[INPUT RECORDS]
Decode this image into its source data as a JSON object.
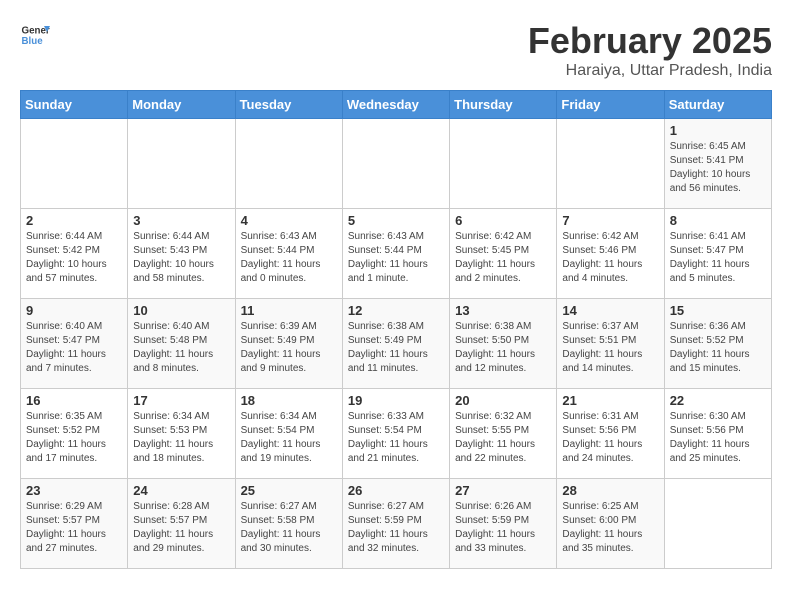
{
  "header": {
    "logo_general": "General",
    "logo_blue": "Blue",
    "month": "February 2025",
    "location": "Haraiya, Uttar Pradesh, India"
  },
  "weekdays": [
    "Sunday",
    "Monday",
    "Tuesday",
    "Wednesday",
    "Thursday",
    "Friday",
    "Saturday"
  ],
  "weeks": [
    [
      {
        "day": "",
        "info": ""
      },
      {
        "day": "",
        "info": ""
      },
      {
        "day": "",
        "info": ""
      },
      {
        "day": "",
        "info": ""
      },
      {
        "day": "",
        "info": ""
      },
      {
        "day": "",
        "info": ""
      },
      {
        "day": "1",
        "info": "Sunrise: 6:45 AM\nSunset: 5:41 PM\nDaylight: 10 hours\nand 56 minutes."
      }
    ],
    [
      {
        "day": "2",
        "info": "Sunrise: 6:44 AM\nSunset: 5:42 PM\nDaylight: 10 hours\nand 57 minutes."
      },
      {
        "day": "3",
        "info": "Sunrise: 6:44 AM\nSunset: 5:43 PM\nDaylight: 10 hours\nand 58 minutes."
      },
      {
        "day": "4",
        "info": "Sunrise: 6:43 AM\nSunset: 5:44 PM\nDaylight: 11 hours\nand 0 minutes."
      },
      {
        "day": "5",
        "info": "Sunrise: 6:43 AM\nSunset: 5:44 PM\nDaylight: 11 hours\nand 1 minute."
      },
      {
        "day": "6",
        "info": "Sunrise: 6:42 AM\nSunset: 5:45 PM\nDaylight: 11 hours\nand 2 minutes."
      },
      {
        "day": "7",
        "info": "Sunrise: 6:42 AM\nSunset: 5:46 PM\nDaylight: 11 hours\nand 4 minutes."
      },
      {
        "day": "8",
        "info": "Sunrise: 6:41 AM\nSunset: 5:47 PM\nDaylight: 11 hours\nand 5 minutes."
      }
    ],
    [
      {
        "day": "9",
        "info": "Sunrise: 6:40 AM\nSunset: 5:47 PM\nDaylight: 11 hours\nand 7 minutes."
      },
      {
        "day": "10",
        "info": "Sunrise: 6:40 AM\nSunset: 5:48 PM\nDaylight: 11 hours\nand 8 minutes."
      },
      {
        "day": "11",
        "info": "Sunrise: 6:39 AM\nSunset: 5:49 PM\nDaylight: 11 hours\nand 9 minutes."
      },
      {
        "day": "12",
        "info": "Sunrise: 6:38 AM\nSunset: 5:49 PM\nDaylight: 11 hours\nand 11 minutes."
      },
      {
        "day": "13",
        "info": "Sunrise: 6:38 AM\nSunset: 5:50 PM\nDaylight: 11 hours\nand 12 minutes."
      },
      {
        "day": "14",
        "info": "Sunrise: 6:37 AM\nSunset: 5:51 PM\nDaylight: 11 hours\nand 14 minutes."
      },
      {
        "day": "15",
        "info": "Sunrise: 6:36 AM\nSunset: 5:52 PM\nDaylight: 11 hours\nand 15 minutes."
      }
    ],
    [
      {
        "day": "16",
        "info": "Sunrise: 6:35 AM\nSunset: 5:52 PM\nDaylight: 11 hours\nand 17 minutes."
      },
      {
        "day": "17",
        "info": "Sunrise: 6:34 AM\nSunset: 5:53 PM\nDaylight: 11 hours\nand 18 minutes."
      },
      {
        "day": "18",
        "info": "Sunrise: 6:34 AM\nSunset: 5:54 PM\nDaylight: 11 hours\nand 19 minutes."
      },
      {
        "day": "19",
        "info": "Sunrise: 6:33 AM\nSunset: 5:54 PM\nDaylight: 11 hours\nand 21 minutes."
      },
      {
        "day": "20",
        "info": "Sunrise: 6:32 AM\nSunset: 5:55 PM\nDaylight: 11 hours\nand 22 minutes."
      },
      {
        "day": "21",
        "info": "Sunrise: 6:31 AM\nSunset: 5:56 PM\nDaylight: 11 hours\nand 24 minutes."
      },
      {
        "day": "22",
        "info": "Sunrise: 6:30 AM\nSunset: 5:56 PM\nDaylight: 11 hours\nand 25 minutes."
      }
    ],
    [
      {
        "day": "23",
        "info": "Sunrise: 6:29 AM\nSunset: 5:57 PM\nDaylight: 11 hours\nand 27 minutes."
      },
      {
        "day": "24",
        "info": "Sunrise: 6:28 AM\nSunset: 5:57 PM\nDaylight: 11 hours\nand 29 minutes."
      },
      {
        "day": "25",
        "info": "Sunrise: 6:27 AM\nSunset: 5:58 PM\nDaylight: 11 hours\nand 30 minutes."
      },
      {
        "day": "26",
        "info": "Sunrise: 6:27 AM\nSunset: 5:59 PM\nDaylight: 11 hours\nand 32 minutes."
      },
      {
        "day": "27",
        "info": "Sunrise: 6:26 AM\nSunset: 5:59 PM\nDaylight: 11 hours\nand 33 minutes."
      },
      {
        "day": "28",
        "info": "Sunrise: 6:25 AM\nSunset: 6:00 PM\nDaylight: 11 hours\nand 35 minutes."
      },
      {
        "day": "",
        "info": ""
      }
    ]
  ]
}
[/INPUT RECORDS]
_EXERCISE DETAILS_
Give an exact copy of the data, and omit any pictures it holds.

_RESPONSE AREA_
Decode this image into its source data as a JSON object.
{
  "header": {
    "logo_general": "General",
    "logo_blue": "Blue",
    "month": "February 2025",
    "location": "Haraiya, Uttar Pradesh, India"
  },
  "weekdays": [
    "Sunday",
    "Monday",
    "Tuesday",
    "Wednesday",
    "Thursday",
    "Friday",
    "Saturday"
  ],
  "weeks": [
    [
      {
        "day": "",
        "info": ""
      },
      {
        "day": "",
        "info": ""
      },
      {
        "day": "",
        "info": ""
      },
      {
        "day": "",
        "info": ""
      },
      {
        "day": "",
        "info": ""
      },
      {
        "day": "",
        "info": ""
      },
      {
        "day": "1",
        "info": "Sunrise: 6:45 AM\nSunset: 5:41 PM\nDaylight: 10 hours\nand 56 minutes."
      }
    ],
    [
      {
        "day": "2",
        "info": "Sunrise: 6:44 AM\nSunset: 5:42 PM\nDaylight: 10 hours\nand 57 minutes."
      },
      {
        "day": "3",
        "info": "Sunrise: 6:44 AM\nSunset: 5:43 PM\nDaylight: 10 hours\nand 58 minutes."
      },
      {
        "day": "4",
        "info": "Sunrise: 6:43 AM\nSunset: 5:44 PM\nDaylight: 11 hours\nand 0 minutes."
      },
      {
        "day": "5",
        "info": "Sunrise: 6:43 AM\nSunset: 5:44 PM\nDaylight: 11 hours\nand 1 minute."
      },
      {
        "day": "6",
        "info": "Sunrise: 6:42 AM\nSunset: 5:45 PM\nDaylight: 11 hours\nand 2 minutes."
      },
      {
        "day": "7",
        "info": "Sunrise: 6:42 AM\nSunset: 5:46 PM\nDaylight: 11 hours\nand 4 minutes."
      },
      {
        "day": "8",
        "info": "Sunrise: 6:41 AM\nSunset: 5:47 PM\nDaylight: 11 hours\nand 5 minutes."
      }
    ],
    [
      {
        "day": "9",
        "info": "Sunrise: 6:40 AM\nSunset: 5:47 PM\nDaylight: 11 hours\nand 7 minutes."
      },
      {
        "day": "10",
        "info": "Sunrise: 6:40 AM\nSunset: 5:48 PM\nDaylight: 11 hours\nand 8 minutes."
      },
      {
        "day": "11",
        "info": "Sunrise: 6:39 AM\nSunset: 5:49 PM\nDaylight: 11 hours\nand 9 minutes."
      },
      {
        "day": "12",
        "info": "Sunrise: 6:38 AM\nSunset: 5:49 PM\nDaylight: 11 hours\nand 11 minutes."
      },
      {
        "day": "13",
        "info": "Sunrise: 6:38 AM\nSunset: 5:50 PM\nDaylight: 11 hours\nand 12 minutes."
      },
      {
        "day": "14",
        "info": "Sunrise: 6:37 AM\nSunset: 5:51 PM\nDaylight: 11 hours\nand 14 minutes."
      },
      {
        "day": "15",
        "info": "Sunrise: 6:36 AM\nSunset: 5:52 PM\nDaylight: 11 hours\nand 15 minutes."
      }
    ],
    [
      {
        "day": "16",
        "info": "Sunrise: 6:35 AM\nSunset: 5:52 PM\nDaylight: 11 hours\nand 17 minutes."
      },
      {
        "day": "17",
        "info": "Sunrise: 6:34 AM\nSunset: 5:53 PM\nDaylight: 11 hours\nand 18 minutes."
      },
      {
        "day": "18",
        "info": "Sunrise: 6:34 AM\nSunset: 5:54 PM\nDaylight: 11 hours\nand 19 minutes."
      },
      {
        "day": "19",
        "info": "Sunrise: 6:33 AM\nSunset: 5:54 PM\nDaylight: 11 hours\nand 21 minutes."
      },
      {
        "day": "20",
        "info": "Sunrise: 6:32 AM\nSunset: 5:55 PM\nDaylight: 11 hours\nand 22 minutes."
      },
      {
        "day": "21",
        "info": "Sunrise: 6:31 AM\nSunset: 5:56 PM\nDaylight: 11 hours\nand 24 minutes."
      },
      {
        "day": "22",
        "info": "Sunrise: 6:30 AM\nSunset: 5:56 PM\nDaylight: 11 hours\nand 25 minutes."
      }
    ],
    [
      {
        "day": "23",
        "info": "Sunrise: 6:29 AM\nSunset: 5:57 PM\nDaylight: 11 hours\nand 27 minutes."
      },
      {
        "day": "24",
        "info": "Sunrise: 6:28 AM\nSunset: 5:57 PM\nDaylight: 11 hours\nand 29 minutes."
      },
      {
        "day": "25",
        "info": "Sunrise: 6:27 AM\nSunset: 5:58 PM\nDaylight: 11 hours\nand 30 minutes."
      },
      {
        "day": "26",
        "info": "Sunrise: 6:27 AM\nSunset: 5:59 PM\nDaylight: 11 hours\nand 32 minutes."
      },
      {
        "day": "27",
        "info": "Sunrise: 6:26 AM\nSunset: 5:59 PM\nDaylight: 11 hours\nand 33 minutes."
      },
      {
        "day": "28",
        "info": "Sunrise: 6:25 AM\nSunset: 6:00 PM\nDaylight: 11 hours\nand 35 minutes."
      },
      {
        "day": "",
        "info": ""
      }
    ]
  ]
}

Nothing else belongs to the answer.